•This group process as an intervention is based on engaging in dialogue with men who batter to critically examine their beliefs and to encourage change. •Men's use of violence towards their current/expartner should be considered when determining access to their children. • All intervention practices must reflect an understanding of the interdependence of mother's and children's safety. • Intervention practices for men who batter in their role as fathers should be accessible to men of diverse cultures and individual circumstances. There should be open, respectful, and honest communication between men and group facilitators.

Theoretical Framework for understanding fathering by men who batter y

Men who batter parent differently than other fathers and systematically undermine and interfere with battered mothers’ parenting in multiple ways (Bancroft, 2002).
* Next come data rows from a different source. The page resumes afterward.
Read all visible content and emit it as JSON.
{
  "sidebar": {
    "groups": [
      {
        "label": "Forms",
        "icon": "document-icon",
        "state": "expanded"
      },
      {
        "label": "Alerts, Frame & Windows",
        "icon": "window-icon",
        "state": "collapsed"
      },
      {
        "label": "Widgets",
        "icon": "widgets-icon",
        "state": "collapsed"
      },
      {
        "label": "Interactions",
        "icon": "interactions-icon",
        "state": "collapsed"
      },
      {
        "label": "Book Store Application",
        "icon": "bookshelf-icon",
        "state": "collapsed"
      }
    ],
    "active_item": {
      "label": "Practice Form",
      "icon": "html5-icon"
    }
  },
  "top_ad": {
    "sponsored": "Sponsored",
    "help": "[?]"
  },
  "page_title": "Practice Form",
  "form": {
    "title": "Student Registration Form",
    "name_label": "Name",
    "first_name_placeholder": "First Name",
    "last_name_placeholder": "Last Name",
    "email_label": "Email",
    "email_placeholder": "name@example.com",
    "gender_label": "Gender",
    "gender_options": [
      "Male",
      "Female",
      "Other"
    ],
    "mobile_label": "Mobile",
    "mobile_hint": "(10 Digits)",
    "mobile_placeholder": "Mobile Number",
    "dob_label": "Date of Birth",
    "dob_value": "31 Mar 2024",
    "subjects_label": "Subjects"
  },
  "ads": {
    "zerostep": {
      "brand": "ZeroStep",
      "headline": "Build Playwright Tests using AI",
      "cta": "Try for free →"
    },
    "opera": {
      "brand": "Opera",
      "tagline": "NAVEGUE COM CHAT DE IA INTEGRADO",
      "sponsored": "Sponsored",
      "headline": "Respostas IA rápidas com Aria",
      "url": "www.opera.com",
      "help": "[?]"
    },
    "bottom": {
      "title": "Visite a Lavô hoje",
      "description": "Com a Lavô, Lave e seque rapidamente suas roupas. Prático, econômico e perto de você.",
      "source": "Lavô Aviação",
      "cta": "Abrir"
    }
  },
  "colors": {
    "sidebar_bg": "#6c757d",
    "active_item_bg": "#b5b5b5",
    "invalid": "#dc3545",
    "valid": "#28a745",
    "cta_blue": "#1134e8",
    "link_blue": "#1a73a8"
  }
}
Most battered women want the children to have contact with the father – as long as it is safe for the children.


Our culture closely ties fatherhood to dominance and strength


Men who batter often believe that the children’s mother and children should provide unquestioning compliance.


Most men who batter to do not believe that if they have harmed the mother that they have harmed the children

Coordinating a Response to Fathers Who Batter When are parenting skills classes appropriate? What are the risks? What beliefs does a father need to implement skills? Who should skills programs be connected to?

Not a parenting curriculum Traditional parenting curriculum seeks to provide parents with skills to parent children as circumstances arise (child management techniques) and to increase men’s knowledge of stages of “normal” child development y Knowing child development stages + entitlement WILL STILL EQUAL = battering y This curriculum focuses on the entitlement that men have in relationships to their children and the children’s mother as a parenting partner y Intended to be incorporated into and/or with a BIP y

The Four Themes Theme One: Examining Men’s Own Childhood Experiences with their Father Theme Two: The Impact and Effects of Men’s Abusive Behaviors on their Children Theme Three: Becoming a Child-Centered Father Theme Four: Examining How Men Can Be Respectful and Non-abusive of Their Children’s Mother and of the Mother-Child Relationship

Exploring the content Videos FATHERHOOD LOG

Written Curriculum, DVD, and future Trainings y

Written curriculum, “Addressing Fatherhood with Men Who Batter” = $100 ◦ Written by Melissa Scaia, MPA, Laura Connelly, and John Downing ◦ Forward by: Ellen Pence, PhD ◦ Edited by: John Connelly, Scott Miller, and Jane Sadusky

o DVD = $125 • Four vignettes • 911 call o Purchase Curriculum and DVD at: oTraining on the curriculum scheduled for: oSeptember 14 – 16, 2011 at DAIP; register at:

Contact information Advocates for Family Peace 1611 NW 4th Street Grand Rapids, MN 55744 218-326-0388 Domestic Abuse Intervention Programs 202 East Superior Street Duluth, MN 55802

Addressing Fatherhood with Men Who Batter Webinar - BWJP - April 2011  

Domestic Abuse Intervention Programs Melissa Scaia Scott Miller Advocates for Family Peace